• **Task description**:
Please give the entries again in full and exactly, without any picture.

===============

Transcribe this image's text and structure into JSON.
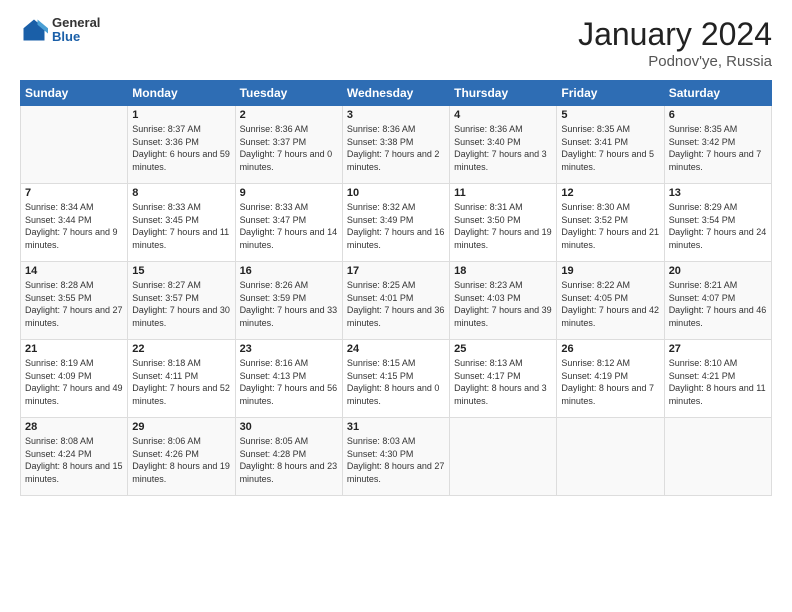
{
  "header": {
    "logo": {
      "general": "General",
      "blue": "Blue"
    },
    "title": "January 2024",
    "subtitle": "Podnov'ye, Russia"
  },
  "calendar": {
    "weekdays": [
      "Sunday",
      "Monday",
      "Tuesday",
      "Wednesday",
      "Thursday",
      "Friday",
      "Saturday"
    ],
    "weeks": [
      [
        {
          "day": "",
          "sunrise": "",
          "sunset": "",
          "daylight": ""
        },
        {
          "day": "1",
          "sunrise": "Sunrise: 8:37 AM",
          "sunset": "Sunset: 3:36 PM",
          "daylight": "Daylight: 6 hours and 59 minutes."
        },
        {
          "day": "2",
          "sunrise": "Sunrise: 8:36 AM",
          "sunset": "Sunset: 3:37 PM",
          "daylight": "Daylight: 7 hours and 0 minutes."
        },
        {
          "day": "3",
          "sunrise": "Sunrise: 8:36 AM",
          "sunset": "Sunset: 3:38 PM",
          "daylight": "Daylight: 7 hours and 2 minutes."
        },
        {
          "day": "4",
          "sunrise": "Sunrise: 8:36 AM",
          "sunset": "Sunset: 3:40 PM",
          "daylight": "Daylight: 7 hours and 3 minutes."
        },
        {
          "day": "5",
          "sunrise": "Sunrise: 8:35 AM",
          "sunset": "Sunset: 3:41 PM",
          "daylight": "Daylight: 7 hours and 5 minutes."
        },
        {
          "day": "6",
          "sunrise": "Sunrise: 8:35 AM",
          "sunset": "Sunset: 3:42 PM",
          "daylight": "Daylight: 7 hours and 7 minutes."
        }
      ],
      [
        {
          "day": "7",
          "sunrise": "Sunrise: 8:34 AM",
          "sunset": "Sunset: 3:44 PM",
          "daylight": "Daylight: 7 hours and 9 minutes."
        },
        {
          "day": "8",
          "sunrise": "Sunrise: 8:33 AM",
          "sunset": "Sunset: 3:45 PM",
          "daylight": "Daylight: 7 hours and 11 minutes."
        },
        {
          "day": "9",
          "sunrise": "Sunrise: 8:33 AM",
          "sunset": "Sunset: 3:47 PM",
          "daylight": "Daylight: 7 hours and 14 minutes."
        },
        {
          "day": "10",
          "sunrise": "Sunrise: 8:32 AM",
          "sunset": "Sunset: 3:49 PM",
          "daylight": "Daylight: 7 hours and 16 minutes."
        },
        {
          "day": "11",
          "sunrise": "Sunrise: 8:31 AM",
          "sunset": "Sunset: 3:50 PM",
          "daylight": "Daylight: 7 hours and 19 minutes."
        },
        {
          "day": "12",
          "sunrise": "Sunrise: 8:30 AM",
          "sunset": "Sunset: 3:52 PM",
          "daylight": "Daylight: 7 hours and 21 minutes."
        },
        {
          "day": "13",
          "sunrise": "Sunrise: 8:29 AM",
          "sunset": "Sunset: 3:54 PM",
          "daylight": "Daylight: 7 hours and 24 minutes."
        }
      ],
      [
        {
          "day": "14",
          "sunrise": "Sunrise: 8:28 AM",
          "sunset": "Sunset: 3:55 PM",
          "daylight": "Daylight: 7 hours and 27 minutes."
        },
        {
          "day": "15",
          "sunrise": "Sunrise: 8:27 AM",
          "sunset": "Sunset: 3:57 PM",
          "daylight": "Daylight: 7 hours and 30 minutes."
        },
        {
          "day": "16",
          "sunrise": "Sunrise: 8:26 AM",
          "sunset": "Sunset: 3:59 PM",
          "daylight": "Daylight: 7 hours and 33 minutes."
        },
        {
          "day": "17",
          "sunrise": "Sunrise: 8:25 AM",
          "sunset": "Sunset: 4:01 PM",
          "daylight": "Daylight: 7 hours and 36 minutes."
        },
        {
          "day": "18",
          "sunrise": "Sunrise: 8:23 AM",
          "sunset": "Sunset: 4:03 PM",
          "daylight": "Daylight: 7 hours and 39 minutes."
        },
        {
          "day": "19",
          "sunrise": "Sunrise: 8:22 AM",
          "sunset": "Sunset: 4:05 PM",
          "daylight": "Daylight: 7 hours and 42 minutes."
        },
        {
          "day": "20",
          "sunrise": "Sunrise: 8:21 AM",
          "sunset": "Sunset: 4:07 PM",
          "daylight": "Daylight: 7 hours and 46 minutes."
        }
      ],
      [
        {
          "day": "21",
          "sunrise": "Sunrise: 8:19 AM",
          "sunset": "Sunset: 4:09 PM",
          "daylight": "Daylight: 7 hours and 49 minutes."
        },
        {
          "day": "22",
          "sunrise": "Sunrise: 8:18 AM",
          "sunset": "Sunset: 4:11 PM",
          "daylight": "Daylight: 7 hours and 52 minutes."
        },
        {
          "day": "23",
          "sunrise": "Sunrise: 8:16 AM",
          "sunset": "Sunset: 4:13 PM",
          "daylight": "Daylight: 7 hours and 56 minutes."
        },
        {
          "day": "24",
          "sunrise": "Sunrise: 8:15 AM",
          "sunset": "Sunset: 4:15 PM",
          "daylight": "Daylight: 8 hours and 0 minutes."
        },
        {
          "day": "25",
          "sunrise": "Sunrise: 8:13 AM",
          "sunset": "Sunset: 4:17 PM",
          "daylight": "Daylight: 8 hours and 3 minutes."
        },
        {
          "day": "26",
          "sunrise": "Sunrise: 8:12 AM",
          "sunset": "Sunset: 4:19 PM",
          "daylight": "Daylight: 8 hours and 7 minutes."
        },
        {
          "day": "27",
          "sunrise": "Sunrise: 8:10 AM",
          "sunset": "Sunset: 4:21 PM",
          "daylight": "Daylight: 8 hours and 11 minutes."
        }
      ],
      [
        {
          "day": "28",
          "sunrise": "Sunrise: 8:08 AM",
          "sunset": "Sunset: 4:24 PM",
          "daylight": "Daylight: 8 hours and 15 minutes."
        },
        {
          "day": "29",
          "sunrise": "Sunrise: 8:06 AM",
          "sunset": "Sunset: 4:26 PM",
          "daylight": "Daylight: 8 hours and 19 minutes."
        },
        {
          "day": "30",
          "sunrise": "Sunrise: 8:05 AM",
          "sunset": "Sunset: 4:28 PM",
          "daylight": "Daylight: 8 hours and 23 minutes."
        },
        {
          "day": "31",
          "sunrise": "Sunrise: 8:03 AM",
          "sunset": "Sunset: 4:30 PM",
          "daylight": "Daylight: 8 hours and 27 minutes."
        },
        {
          "day": "",
          "sunrise": "",
          "sunset": "",
          "daylight": ""
        },
        {
          "day": "",
          "sunrise": "",
          "sunset": "",
          "daylight": ""
        },
        {
          "day": "",
          "sunrise": "",
          "sunset": "",
          "daylight": ""
        }
      ]
    ]
  }
}
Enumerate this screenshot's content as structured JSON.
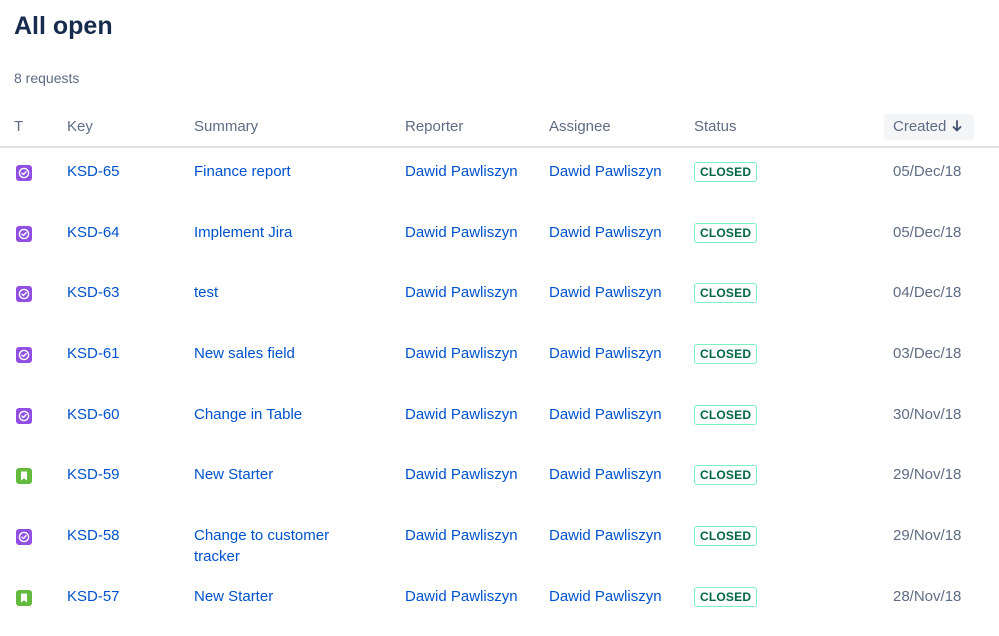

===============

• **Exercise solution**:
Transcribe this image's text and structure into JSON.
{
  "header": {
    "logo": {
      "general": "General",
      "blue": "Blue"
    },
    "title": "January 2024",
    "subtitle": "Podnov'ye, Russia"
  },
  "calendar": {
    "weekdays": [
      "Sunday",
      "Monday",
      "Tuesday",
      "Wednesday",
      "Thursday",
      "Friday",
      "Saturday"
    ],
    "weeks": [
      [
        {
          "day": "",
          "sunrise": "",
          "sunset": "",
          "daylight": ""
        },
        {
          "day": "1",
          "sunrise": "Sunrise: 8:37 AM",
          "sunset": "Sunset: 3:36 PM",
          "daylight": "Daylight: 6 hours and 59 minutes."
        },
        {
          "day": "2",
          "sunrise": "Sunrise: 8:36 AM",
          "sunset": "Sunset: 3:37 PM",
          "daylight": "Daylight: 7 hours and 0 minutes."
        },
        {
          "day": "3",
          "sunrise": "Sunrise: 8:36 AM",
          "sunset": "Sunset: 3:38 PM",
          "daylight": "Daylight: 7 hours and 2 minutes."
        },
        {
          "day": "4",
          "sunrise": "Sunrise: 8:36 AM",
          "sunset": "Sunset: 3:40 PM",
          "daylight": "Daylight: 7 hours and 3 minutes."
        },
        {
          "day": "5",
          "sunrise": "Sunrise: 8:35 AM",
          "sunset": "Sunset: 3:41 PM",
          "daylight": "Daylight: 7 hours and 5 minutes."
        },
        {
          "day": "6",
          "sunrise": "Sunrise: 8:35 AM",
          "sunset": "Sunset: 3:42 PM",
          "daylight": "Daylight: 7 hours and 7 minutes."
        }
      ],
      [
        {
          "day": "7",
          "sunrise": "Sunrise: 8:34 AM",
          "sunset": "Sunset: 3:44 PM",
          "daylight": "Daylight: 7 hours and 9 minutes."
        },
        {
          "day": "8",
          "sunrise": "Sunrise: 8:33 AM",
          "sunset": "Sunset: 3:45 PM",
          "daylight": "Daylight: 7 hours and 11 minutes."
        },
        {
          "day": "9",
          "sunrise": "Sunrise: 8:33 AM",
          "sunset": "Sunset: 3:47 PM",
          "daylight": "Daylight: 7 hours and 14 minutes."
        },
        {
          "day": "10",
          "sunrise": "Sunrise: 8:32 AM",
          "sunset": "Sunset: 3:49 PM",
          "daylight": "Daylight: 7 hours and 16 minutes."
        },
        {
          "day": "11",
          "sunrise": "Sunrise: 8:31 AM",
          "sunset": "Sunset: 3:50 PM",
          "daylight": "Daylight: 7 hours and 19 minutes."
        },
        {
          "day": "12",
          "sunrise": "Sunrise: 8:30 AM",
          "sunset": "Sunset: 3:52 PM",
          "daylight": "Daylight: 7 hours and 21 minutes."
        },
        {
          "day": "13",
          "sunrise": "Sunrise: 8:29 AM",
          "sunset": "Sunset: 3:54 PM",
          "daylight": "Daylight: 7 hours and 24 minutes."
        }
      ],
      [
        {
          "day": "14",
          "sunrise": "Sunrise: 8:28 AM",
          "sunset": "Sunset: 3:55 PM",
          "daylight": "Daylight: 7 hours and 27 minutes."
        },
        {
          "day": "15",
          "sunrise": "Sunrise: 8:27 AM",
          "sunset": "Sunset: 3:57 PM",
          "daylight": "Daylight: 7 hours and 30 minutes."
        },
        {
          "day": "16",
          "sunrise": "Sunrise: 8:26 AM",
          "sunset": "Sunset: 3:59 PM",
          "daylight": "Daylight: 7 hours and 33 minutes."
        },
        {
          "day": "17",
          "sunrise": "Sunrise: 8:25 AM",
          "sunset": "Sunset: 4:01 PM",
          "daylight": "Daylight: 7 hours and 36 minutes."
        },
        {
          "day": "18",
          "sunrise": "Sunrise: 8:23 AM",
          "sunset": "Sunset: 4:03 PM",
          "daylight": "Daylight: 7 hours and 39 minutes."
        },
        {
          "day": "19",
          "sunrise": "Sunrise: 8:22 AM",
          "sunset": "Sunset: 4:05 PM",
          "daylight": "Daylight: 7 hours and 42 minutes."
        },
        {
          "day": "20",
          "sunrise": "Sunrise: 8:21 AM",
          "sunset": "Sunset: 4:07 PM",
          "daylight": "Daylight: 7 hours and 46 minutes."
        }
      ],
      [
        {
          "day": "21",
          "sunrise": "Sunrise: 8:19 AM",
          "sunset": "Sunset: 4:09 PM",
          "daylight": "Daylight: 7 hours and 49 minutes."
        },
        {
          "day": "22",
          "sunrise": "Sunrise: 8:18 AM",
          "sunset": "Sunset: 4:11 PM",
          "daylight": "Daylight: 7 hours and 52 minutes."
        },
        {
          "day": "23",
          "sunrise": "Sunrise: 8:16 AM",
          "sunset": "Sunset: 4:13 PM",
          "daylight": "Daylight: 7 hours and 56 minutes."
        },
        {
          "day": "24",
          "sunrise": "Sunrise: 8:15 AM",
          "sunset": "Sunset: 4:15 PM",
          "daylight": "Daylight: 8 hours and 0 minutes."
        },
        {
          "day": "25",
          "sunrise": "Sunrise: 8:13 AM",
          "sunset": "Sunset: 4:17 PM",
          "daylight": "Daylight: 8 hours and 3 minutes."
        },
        {
          "day": "26",
          "sunrise": "Sunrise: 8:12 AM",
          "sunset": "Sunset: 4:19 PM",
          "daylight": "Daylight: 8 hours and 7 minutes."
        },
        {
          "day": "27",
          "sunrise": "Sunrise: 8:10 AM",
          "sunset": "Sunset: 4:21 PM",
          "daylight": "Daylight: 8 hours and 11 minutes."
        }
      ],
      [
        {
          "day": "28",
          "sunrise": "Sunrise: 8:08 AM",
          "sunset": "Sunset: 4:24 PM",
          "daylight": "Daylight: 8 hours and 15 minutes."
        },
        {
          "day": "29",
          "sunrise": "Sunrise: 8:06 AM",
          "sunset": "Sunset: 4:26 PM",
          "daylight": "Daylight: 8 hours and 19 minutes."
        },
        {
          "day": "30",
          "sunrise": "Sunrise: 8:05 AM",
          "sunset": "Sunset: 4:28 PM",
          "daylight": "Daylight: 8 hours and 23 minutes."
        },
        {
          "day": "31",
          "sunrise": "Sunrise: 8:03 AM",
          "sunset": "Sunset: 4:30 PM",
          "daylight": "Daylight: 8 hours and 27 minutes."
        },
        {
          "day": "",
          "sunrise": "",
          "sunset": "",
          "daylight": ""
        },
        {
          "day": "",
          "sunrise": "",
          "sunset": "",
          "daylight": ""
        },
        {
          "day": "",
          "sunrise": "",
          "sunset": "",
          "daylight": ""
        }
      ]
    ]
  }
}
Enumerate this screenshot's content as structured JSON.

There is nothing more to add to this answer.